By Roz Rogoff
MotherUploaded: May 8, 2014
I sent my mother a Mother's Day card over the weekend, but don't expect this blog to be a sappy paean to my mother or mothers in general. Our relationship isn't at the warm, fuzzy level.
My mother, and she's always referred to as "mother," and not "mom," or "mama," or "ma," or "mommy," turned 98 in January. She lives in a very nice, upscale retirement community in Scarborough, Maine. She moved from Palm Beach, Florida to Maine to be near my brother and his sons.

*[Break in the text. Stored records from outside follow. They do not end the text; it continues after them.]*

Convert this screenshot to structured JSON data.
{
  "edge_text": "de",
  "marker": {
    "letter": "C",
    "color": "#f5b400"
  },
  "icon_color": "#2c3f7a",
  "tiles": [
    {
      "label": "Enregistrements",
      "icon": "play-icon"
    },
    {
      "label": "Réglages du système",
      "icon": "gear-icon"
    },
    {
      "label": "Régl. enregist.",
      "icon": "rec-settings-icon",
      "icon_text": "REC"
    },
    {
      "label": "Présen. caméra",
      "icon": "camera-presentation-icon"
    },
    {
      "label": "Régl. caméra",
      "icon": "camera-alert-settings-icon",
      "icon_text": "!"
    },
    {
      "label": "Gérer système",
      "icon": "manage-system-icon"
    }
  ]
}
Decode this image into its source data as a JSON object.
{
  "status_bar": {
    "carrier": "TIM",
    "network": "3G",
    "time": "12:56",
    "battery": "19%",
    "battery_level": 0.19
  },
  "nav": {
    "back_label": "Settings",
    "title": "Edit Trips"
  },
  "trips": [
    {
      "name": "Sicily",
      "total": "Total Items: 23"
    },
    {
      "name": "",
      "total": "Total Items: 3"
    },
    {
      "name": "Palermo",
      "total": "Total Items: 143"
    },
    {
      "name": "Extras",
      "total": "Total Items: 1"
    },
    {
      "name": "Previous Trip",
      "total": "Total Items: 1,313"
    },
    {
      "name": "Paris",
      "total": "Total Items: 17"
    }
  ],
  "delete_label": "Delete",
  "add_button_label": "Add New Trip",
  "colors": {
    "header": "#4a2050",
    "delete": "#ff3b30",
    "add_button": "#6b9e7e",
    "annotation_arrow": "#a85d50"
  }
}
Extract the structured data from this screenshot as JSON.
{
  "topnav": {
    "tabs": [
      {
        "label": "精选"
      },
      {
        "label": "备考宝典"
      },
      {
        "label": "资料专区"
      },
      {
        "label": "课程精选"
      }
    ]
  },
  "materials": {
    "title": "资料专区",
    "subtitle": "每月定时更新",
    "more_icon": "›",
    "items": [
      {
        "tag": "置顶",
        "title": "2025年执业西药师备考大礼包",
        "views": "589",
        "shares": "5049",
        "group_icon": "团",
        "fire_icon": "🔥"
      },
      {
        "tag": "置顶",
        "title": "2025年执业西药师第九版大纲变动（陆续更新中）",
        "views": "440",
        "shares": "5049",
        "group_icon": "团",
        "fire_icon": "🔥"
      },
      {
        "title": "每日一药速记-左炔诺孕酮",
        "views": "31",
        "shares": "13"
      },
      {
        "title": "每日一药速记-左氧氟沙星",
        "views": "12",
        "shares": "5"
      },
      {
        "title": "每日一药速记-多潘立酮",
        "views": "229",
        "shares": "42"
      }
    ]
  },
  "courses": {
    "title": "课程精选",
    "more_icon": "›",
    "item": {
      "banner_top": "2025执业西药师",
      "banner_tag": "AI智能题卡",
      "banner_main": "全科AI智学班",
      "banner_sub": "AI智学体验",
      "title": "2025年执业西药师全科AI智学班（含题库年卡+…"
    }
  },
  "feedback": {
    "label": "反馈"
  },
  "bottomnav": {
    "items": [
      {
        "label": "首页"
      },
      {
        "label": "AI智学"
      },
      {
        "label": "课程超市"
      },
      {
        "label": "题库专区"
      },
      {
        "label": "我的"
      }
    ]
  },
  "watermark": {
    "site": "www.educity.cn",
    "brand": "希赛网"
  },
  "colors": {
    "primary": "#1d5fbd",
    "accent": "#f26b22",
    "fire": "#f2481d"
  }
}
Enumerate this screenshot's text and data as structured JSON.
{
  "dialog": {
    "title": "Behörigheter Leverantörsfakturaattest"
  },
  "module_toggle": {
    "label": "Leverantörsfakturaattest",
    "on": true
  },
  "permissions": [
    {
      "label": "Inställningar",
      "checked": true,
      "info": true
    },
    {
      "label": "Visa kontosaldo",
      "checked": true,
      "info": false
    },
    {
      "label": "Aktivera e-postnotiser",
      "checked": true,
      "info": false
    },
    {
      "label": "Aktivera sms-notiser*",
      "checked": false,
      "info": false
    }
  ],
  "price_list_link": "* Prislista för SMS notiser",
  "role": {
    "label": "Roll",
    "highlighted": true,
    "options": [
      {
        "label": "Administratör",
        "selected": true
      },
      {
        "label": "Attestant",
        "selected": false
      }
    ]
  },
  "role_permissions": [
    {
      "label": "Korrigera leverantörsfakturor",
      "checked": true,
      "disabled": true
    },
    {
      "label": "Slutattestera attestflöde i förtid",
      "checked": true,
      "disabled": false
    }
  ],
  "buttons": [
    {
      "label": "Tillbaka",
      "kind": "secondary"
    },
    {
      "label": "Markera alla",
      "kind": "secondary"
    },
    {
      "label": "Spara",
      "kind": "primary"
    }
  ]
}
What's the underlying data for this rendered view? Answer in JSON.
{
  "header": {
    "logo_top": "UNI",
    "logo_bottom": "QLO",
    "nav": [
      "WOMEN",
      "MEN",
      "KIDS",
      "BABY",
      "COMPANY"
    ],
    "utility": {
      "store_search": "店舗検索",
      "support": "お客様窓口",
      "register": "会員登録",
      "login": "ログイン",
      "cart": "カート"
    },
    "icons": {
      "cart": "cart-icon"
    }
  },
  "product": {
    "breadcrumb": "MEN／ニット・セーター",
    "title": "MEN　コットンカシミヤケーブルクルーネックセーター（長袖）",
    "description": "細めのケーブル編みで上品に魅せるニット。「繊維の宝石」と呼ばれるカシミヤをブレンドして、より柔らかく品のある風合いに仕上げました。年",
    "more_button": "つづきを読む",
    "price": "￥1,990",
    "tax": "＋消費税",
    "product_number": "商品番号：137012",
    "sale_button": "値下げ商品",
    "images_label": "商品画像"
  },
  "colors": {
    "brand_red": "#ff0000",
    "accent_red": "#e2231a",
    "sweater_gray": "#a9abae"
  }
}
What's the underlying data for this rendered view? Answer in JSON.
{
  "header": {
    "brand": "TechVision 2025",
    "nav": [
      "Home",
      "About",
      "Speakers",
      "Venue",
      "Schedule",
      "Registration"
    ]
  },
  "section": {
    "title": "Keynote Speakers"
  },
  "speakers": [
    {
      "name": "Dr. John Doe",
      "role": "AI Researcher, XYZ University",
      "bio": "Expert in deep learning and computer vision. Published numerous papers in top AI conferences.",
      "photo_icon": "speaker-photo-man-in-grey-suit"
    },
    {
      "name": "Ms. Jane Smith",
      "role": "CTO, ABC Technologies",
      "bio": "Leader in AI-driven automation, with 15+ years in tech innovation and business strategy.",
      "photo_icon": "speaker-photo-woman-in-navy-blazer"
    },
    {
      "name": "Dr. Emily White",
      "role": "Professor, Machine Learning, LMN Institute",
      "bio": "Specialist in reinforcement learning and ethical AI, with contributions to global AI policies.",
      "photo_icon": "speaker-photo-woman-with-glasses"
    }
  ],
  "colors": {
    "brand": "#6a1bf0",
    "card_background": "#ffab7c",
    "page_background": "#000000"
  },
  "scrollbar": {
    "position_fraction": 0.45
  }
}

My brother Martin is a Law Professor and Associate Dean at the University of Southern Maine in Portland. He and my Sister-in-Law, Linda, are able to visit mother regularly and chauffeur her around to family functions at their home in Portland or their oldest son's home in Freeport.
I visited them last fall in Freeport and took some photos of mother and other family members. I'm posting one of mother taking her teeth out, which is very unusual for her. She lost her front teeth in 1930 when she was 16. I never saw her take out the bridge until last year.
Mother used to be very concerned about fitting in and looking perfect. She has a weight problem and yo-yoed the same 40 lbs. from 140 to 180 and back again for over 40 years. She always wanted to look stylish and proper for every event.
She wanted me to be socially perfect too, and I'm not nor do I want to be. Her idea of being perfect was to meet all of the societal standards of the day. For example she used to think she was tall. She was actually 5'4" which is average height even during the 1930s, but she would not date any man less than 5'10. In those days the woman was always supposed to be shorter and younger than her date. My father was 5'10" and about 5 years older than mother.
Mother always found something to criticize me about my hair, my weight, my income, my clothes. Now that she's losing her eyesight to Age Related Macular Degeneration (AMD), she doesn't see well enough to comment on my appearance, but she still criticizes my lack of social interaction and wasteful spending. She's right about the spending. I do need to get that under control.
Mother has some very good qualities. She's generous and gives my brother, sister, and I a tax free gift towards our inheritance every year. She also contributes to many worthwhile causes. I remember many years ago there was a hurricane in Mississippi and she contributed $100 to a relief fund. This was at least 50 years ago when $100 was real money.
She's very good at managing her money. She likes some expensive things like Ferragamo shoes and cashmere sweaters, but having grown up in the Great Depression of the 1930's, she's very frugal most of the time.
A few months ago I was speaking to her on the phone and she said she didn't put her hearing aids on because they made her ears itch. I was having the same problem and bought some ear drops from the Vermont Country Store. I had them send her a bottle too. I didn't consider it expensive at $15.
Well she phoned to tell me I shouldn't have wasted so much money on the ear drops. I thought I was doing a nice thing. She said her Doctor recommended ear drops that cost $3 or $4, and the Vermont Country Store inflates the prices on everything. She's right. I fall for a lot of mail order hype.
Mother had a new pacemaker put in last year. My brother said she had a hard time recovering from the surgery, but when I visited her last September she was fully recovered and trotting around on her rollator like the Energizer Bunny.
Long life is in her genes and mine too I suppose. Her mother, who lived with us, died at 98, but she was frail and had a live-in attendant. Mother's Grandfather lived to be 103 and a Great Aunt in Hungary lived to at least 100. That was in the 1920s and '30s before improvements geriatric medicine and bionic replacement parts.
I'm not going to visit Maine this year. I might go back for mother's 100th birthday in 2016. She was born in January, which isn't the best time to visit Maine. I'll see if she or my brother is planning a celebration for the fall of 2015 or the spring of 2016.